How Being a Frequent Flyer Hurts Your Health
Turns out, the jet-set life has its downsides. An expert weighs on how flight duration and travel frequency can cause sleep and blood-related health problems
You don’t need an expert to tell you vacation is good for you—the second you step away from daily stressors, you feel unburdened in your mind, body, and soul. The anticipation of a vacation, a landmark Dutch study found, can actually boost your happiness more than the trip itself. But amid all of this advice to just hang out on Pinterest or Tripadvisor all day, dreaming up your next trip, the negative effects of travel are often glossed over in advertising and the media, according to a new study.
In the journal Environment and Planning A, researchers from the UK and Sweden examined not so much the physical and mental downsides of frequent travel, but instead the portrayal of frequent travel. They lamented that social and mass media make constant jet-setting seem all smiles, with no one ever discussing the serious health consequences like stress, jet lag, social isolation, and more.
And there are certain health hazards that come with flying too often. But the kind of constant, long-term, long-distance travel they discuss isn’t the experience for most people booking a five-day beach vacation. It’s the experience of someone like George Clooney’s character in Up in the Air, a business traveler who’s burnt out, lonely, and sick of airport hotels.

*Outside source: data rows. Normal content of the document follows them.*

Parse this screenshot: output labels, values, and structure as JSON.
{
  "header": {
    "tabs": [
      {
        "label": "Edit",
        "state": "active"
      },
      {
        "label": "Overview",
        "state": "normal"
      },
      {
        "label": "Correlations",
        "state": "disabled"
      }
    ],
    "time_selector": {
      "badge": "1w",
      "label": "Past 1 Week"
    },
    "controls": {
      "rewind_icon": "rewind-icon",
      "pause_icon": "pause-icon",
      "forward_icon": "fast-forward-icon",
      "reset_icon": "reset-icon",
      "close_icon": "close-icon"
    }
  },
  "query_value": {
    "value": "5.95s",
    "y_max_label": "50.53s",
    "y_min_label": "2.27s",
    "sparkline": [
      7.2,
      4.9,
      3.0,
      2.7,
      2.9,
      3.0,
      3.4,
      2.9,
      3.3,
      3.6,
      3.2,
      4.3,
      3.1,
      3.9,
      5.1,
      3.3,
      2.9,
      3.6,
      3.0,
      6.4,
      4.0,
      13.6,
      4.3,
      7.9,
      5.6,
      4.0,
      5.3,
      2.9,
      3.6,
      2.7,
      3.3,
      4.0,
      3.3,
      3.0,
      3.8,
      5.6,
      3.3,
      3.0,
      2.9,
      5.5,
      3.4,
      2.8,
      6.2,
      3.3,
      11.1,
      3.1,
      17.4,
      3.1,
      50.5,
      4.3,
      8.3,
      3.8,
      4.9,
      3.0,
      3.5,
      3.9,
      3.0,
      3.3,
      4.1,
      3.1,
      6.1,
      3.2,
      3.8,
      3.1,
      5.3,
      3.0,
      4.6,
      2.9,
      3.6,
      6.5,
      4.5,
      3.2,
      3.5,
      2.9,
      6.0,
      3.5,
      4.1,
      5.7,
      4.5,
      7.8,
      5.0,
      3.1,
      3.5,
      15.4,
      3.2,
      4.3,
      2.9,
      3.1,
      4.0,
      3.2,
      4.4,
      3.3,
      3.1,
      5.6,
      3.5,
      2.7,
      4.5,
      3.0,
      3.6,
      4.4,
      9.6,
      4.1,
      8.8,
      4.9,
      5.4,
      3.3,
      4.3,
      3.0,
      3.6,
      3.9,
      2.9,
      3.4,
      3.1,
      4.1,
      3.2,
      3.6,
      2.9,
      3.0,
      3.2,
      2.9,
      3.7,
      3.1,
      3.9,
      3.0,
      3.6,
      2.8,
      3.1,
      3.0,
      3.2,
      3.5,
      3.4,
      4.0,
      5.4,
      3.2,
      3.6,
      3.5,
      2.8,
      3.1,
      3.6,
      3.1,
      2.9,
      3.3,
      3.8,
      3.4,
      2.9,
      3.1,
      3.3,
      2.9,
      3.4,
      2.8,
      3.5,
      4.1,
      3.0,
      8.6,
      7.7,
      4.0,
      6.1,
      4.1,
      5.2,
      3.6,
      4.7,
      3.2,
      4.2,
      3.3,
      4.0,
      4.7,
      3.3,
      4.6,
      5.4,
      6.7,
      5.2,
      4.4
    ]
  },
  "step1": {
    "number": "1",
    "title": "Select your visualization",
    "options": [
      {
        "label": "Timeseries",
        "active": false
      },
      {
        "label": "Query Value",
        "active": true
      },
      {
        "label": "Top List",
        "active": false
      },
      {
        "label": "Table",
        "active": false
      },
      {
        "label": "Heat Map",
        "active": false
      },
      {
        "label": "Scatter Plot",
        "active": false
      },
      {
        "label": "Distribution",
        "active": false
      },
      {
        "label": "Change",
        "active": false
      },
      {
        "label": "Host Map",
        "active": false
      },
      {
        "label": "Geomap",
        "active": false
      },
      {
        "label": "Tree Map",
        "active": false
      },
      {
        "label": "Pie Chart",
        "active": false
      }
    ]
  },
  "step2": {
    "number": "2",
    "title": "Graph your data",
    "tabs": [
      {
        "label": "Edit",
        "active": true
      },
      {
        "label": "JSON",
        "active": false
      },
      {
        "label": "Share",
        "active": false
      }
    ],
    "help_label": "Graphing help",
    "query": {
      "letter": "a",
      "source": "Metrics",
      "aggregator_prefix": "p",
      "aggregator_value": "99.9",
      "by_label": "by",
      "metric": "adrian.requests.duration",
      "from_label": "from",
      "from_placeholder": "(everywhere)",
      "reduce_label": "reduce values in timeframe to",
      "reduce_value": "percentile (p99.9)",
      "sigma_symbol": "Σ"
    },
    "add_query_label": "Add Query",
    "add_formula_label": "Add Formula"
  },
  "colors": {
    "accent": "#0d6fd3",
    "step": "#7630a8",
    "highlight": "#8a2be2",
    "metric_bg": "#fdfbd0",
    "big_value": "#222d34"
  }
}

“It’s not too flying too frequently, it’s the length of the flight,” explains Victoria Sowards, director of nursing resources at PassportHealth, a national travel clinic. The longer the flight, the more risks there are of developing jet lag or deep-vein thrombosis—a scary-sounding term for developing blood clots deep in your leg. It can be caused by sitting still for all those hours on an international flight. And while this is one of the health threats the British and Swedish researchers mention is often overlooked, deep-vein thrombosis isn’t very prevalent in younger populations, Sowards says. “Those most at risk usually have other health problems, where there blood isn’t flowing properly.”
But the struggle of jet lag, as any seasoned traveler knows, is real. The more time zones you cross, the more messed-up your internal clock will be. It’s not just annoying to be that tired; it could put you at risk if you’re, say, driving in this part of the world.
As for jet lag, she advises experimenting with melatonin to regulate your sleep. Then there are other common-sense steps to take. “Drinking alcohol before or during a flight can intensify its effects and affect your sleep. Also, planes dry you out, so you have to drink plenty of water.” As for the germs on a plane, it’s not any worse than other public transportation, Sowards reasons, except you could be stuck in the enclosed space with a sick person for longer. “Wipe down the tray table and arm rest with those disinfectant wipes as soon as you sit down,” she suggests.
But what about the people who are flying constantly, the Don Drapers and George Clooney characters? Sowards is not so much worried about them. “People who travel on a weekly basis probably have tricks and techniques to deal with these issues,” she says. “They’ve learned how to sleep on planes. They have created routines. They’re also probably flying business class, where they can sleep comfortably and stretch.” If you can’t get their expense accounts, learn from their examples instead. Know your body and how it feels when you sit still, lose sleep, get dehydrated, and anticipate those needs before you get to the airport.